Said Novak: "It's on the east side of Neil Street and the railroad tracks where expansion to the east is blocked by University of Illinois land. What about the Savoy kids who live west of Neil? They can't walk across a four-lane highway.
"I think the district will have to bus them. And the situation would be the same if they built the school on the west side of Neil. The devil's in the details."
Julia Connor Johnson, a Savoy resident who served on the facilities committee, has pointed out a demographic factor she thinks village residents haven't given much thought to: Only 4 percent of village residents are black, and the district's consent decree requires schools' populations to mirror district demographics plus or minus 15 percent.
That means at least 20 percent of the students in the Savoy school must be black – and that means a lot of busing.
"I'm concerned about how a Savoy school would impact busing of African-American kids on the north side," Connor said.
Like Logas, Novak thinks the district needs to plan ahead so it doesn't run into the same situation it encountered when Stratton and Barkstall were built and will encounter if the ballot proposal is approved: acquiring land at the last minute.
"They need to look at buying a site at Staley and Curtis roads," he said, near where an Interstate 57 interchange is planned.
Logas said school district financial decisions can't focus solely on the bottom line.
"If we were running these schools like a business, I might decide to cut costs by increasing class size to 50 students," Logas said. "Teachers would lose their jobs, and taxes and expenses would go down dramatically. But so would the quality of education – and parents would flee in droves, with implications for property values and new investment. Public education would be a last resort.

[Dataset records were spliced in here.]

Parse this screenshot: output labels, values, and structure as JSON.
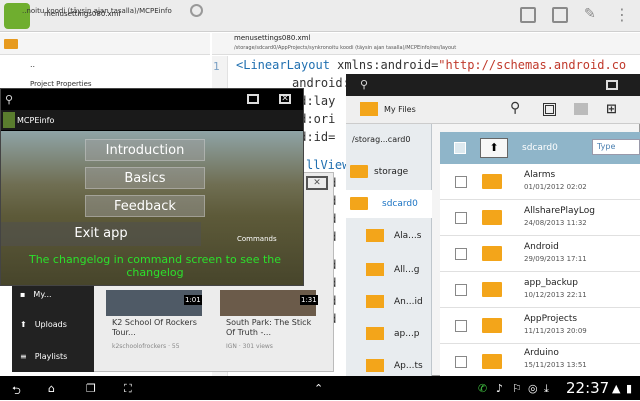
{
  "top_bar": {
    "file_name": "menusettings080.xml"
  },
  "project_panel": {
    "path": "..noitu koodi (täysin ajan tasalla)/MCPEinfo",
    "up_label": "..",
    "tree_item": "Project Properties"
  },
  "editor": {
    "title": "menusettings080.xml",
    "path": "/storage/sdcard0/AppProjects/synkronoitu koodi (täysin ajan tasalla)/MCPEinfo/res/layout",
    "line1_number": "1",
    "line1_tag": "<LinearLayout",
    "line1_attr": " xmlns:android=",
    "line1_value": "\"http://schemas.android.co",
    "lines": [
      "android:lay",
      "id:lay",
      "id:ori",
      "id:id="
    ],
    "lines2": [
      "llView",
      "id",
      "id",
      "id",
      "id"
    ],
    "lines3": [
      "id",
      "id",
      "id",
      "id"
    ]
  },
  "mcpe_window": {
    "title": "MCPEinfo",
    "menu": [
      "Introduction",
      "Basics",
      "Feedback"
    ],
    "exit_label": "Exit app",
    "commands_label": "Commands",
    "changelog_text": "The changelog in command screen to see the changelog"
  },
  "youtube": {
    "nav": [
      "My...",
      "Uploads",
      "Playlists"
    ],
    "videos": [
      {
        "title": "K2 School Of Rockers Tour...",
        "channel": "k2schoolofrockers · 55",
        "duration": "1:01"
      },
      {
        "title": "South Park: The Stick Of Truth -...",
        "channel": "IGN · 301 views",
        "duration": "1:31"
      }
    ]
  },
  "my_files": {
    "title": "My Files",
    "storage_path": "/storag...card0",
    "left_items": [
      "storage",
      "sdcard0"
    ],
    "sub_items": [
      "Ala...s",
      "All...g",
      "An...id",
      "ap...p",
      "Ap...ts"
    ],
    "current_folder": "sdcard0",
    "sort_label": "Type",
    "files": [
      {
        "name": "Alarms",
        "date": "01/01/2012 02:02"
      },
      {
        "name": "AllsharePlayLog",
        "date": "24/08/2013 11:32"
      },
      {
        "name": "Android",
        "date": "29/09/2013 17:11"
      },
      {
        "name": "app_backup",
        "date": "10/12/2013 22:11"
      },
      {
        "name": "AppProjects",
        "date": "11/11/2013 20:09"
      },
      {
        "name": "Arduino",
        "date": "15/11/2013 13:51"
      }
    ]
  },
  "status_bar": {
    "time": "22:37"
  },
  "colors": {
    "changelog_green": "#2ce02c",
    "folder_orange": "#f3a51a",
    "files_header": "#8fb5c9"
  }
}
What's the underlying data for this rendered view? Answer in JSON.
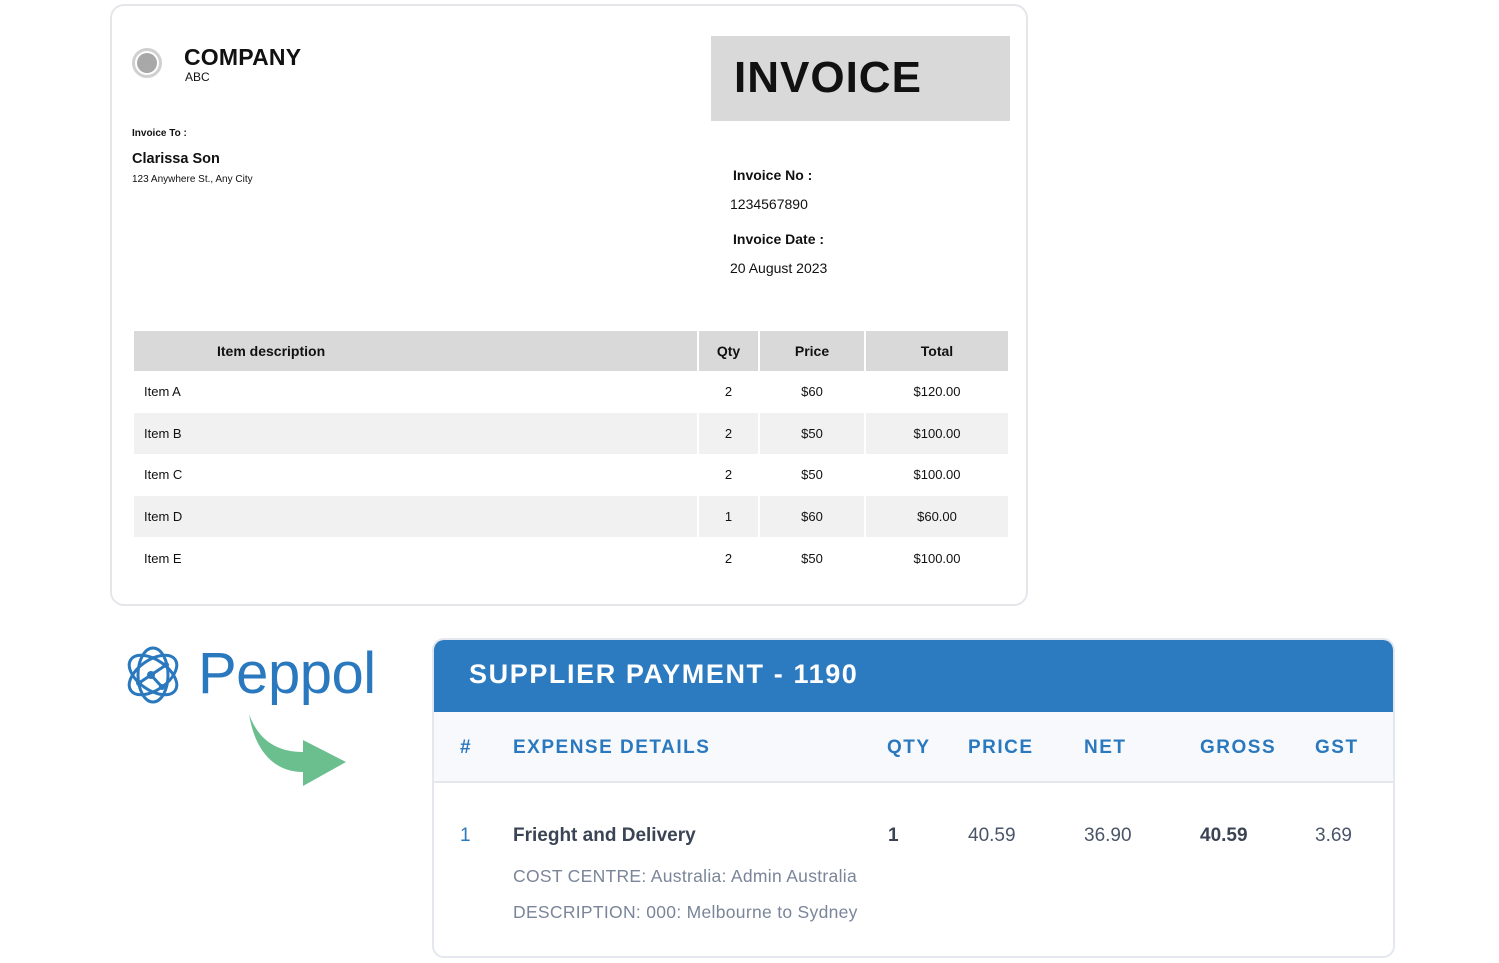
{
  "invoice": {
    "company": {
      "name": "COMPANY",
      "sub": "ABC"
    },
    "title": "INVOICE",
    "bill_to": {
      "label": "Invoice To :",
      "name": "Clarissa Son",
      "address": "123 Anywhere St., Any City"
    },
    "meta": {
      "number_label": "Invoice No :",
      "number": "1234567890",
      "date_label": "Invoice Date :",
      "date": "20 August 2023"
    },
    "table": {
      "headers": [
        "Item description",
        "Qty",
        "Price",
        "Total"
      ],
      "rows": [
        {
          "item": "Item A",
          "qty": "2",
          "price": "$60",
          "total": "$120.00"
        },
        {
          "item": "Item B",
          "qty": "2",
          "price": "$50",
          "total": "$100.00"
        },
        {
          "item": "Item C",
          "qty": "2",
          "price": "$50",
          "total": "$100.00"
        },
        {
          "item": "Item D",
          "qty": "1",
          "price": "$60",
          "total": "$60.00"
        },
        {
          "item": "Item E",
          "qty": "2",
          "price": "$50",
          "total": "$100.00"
        }
      ]
    }
  },
  "peppol": {
    "brand": "Peppol",
    "brand_color": "#2a79be",
    "arrow_color": "#6bbf8e",
    "logo_icon": "peppol-network-globe",
    "arrow_icon": "curved-arrow-right"
  },
  "payment": {
    "title": "SUPPLIER PAYMENT - 1190",
    "header_color": "#2c7bc0",
    "columns": {
      "num": "#",
      "details": "EXPENSE DETAILS",
      "qty": "QTY",
      "price": "PRICE",
      "net": "NET",
      "gross": "GROSS",
      "gst": "GST"
    },
    "row": {
      "num": "1",
      "details": "Frieght and Delivery",
      "qty": "1",
      "price": "40.59",
      "net": "36.90",
      "gross": "40.59",
      "gst": "3.69",
      "cost_centre": "COST CENTRE: Australia: Admin Australia",
      "description": "DESCRIPTION: 000: Melbourne to Sydney"
    }
  }
}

"We have to make decisions that have nothing to do with the bottom line, to address achievement, discipline, programs, and we need an efficient physical plant to be competitive. We're making progress on the first three, and the physical plant is where we are right now, investing in the physical plant to remain competitive."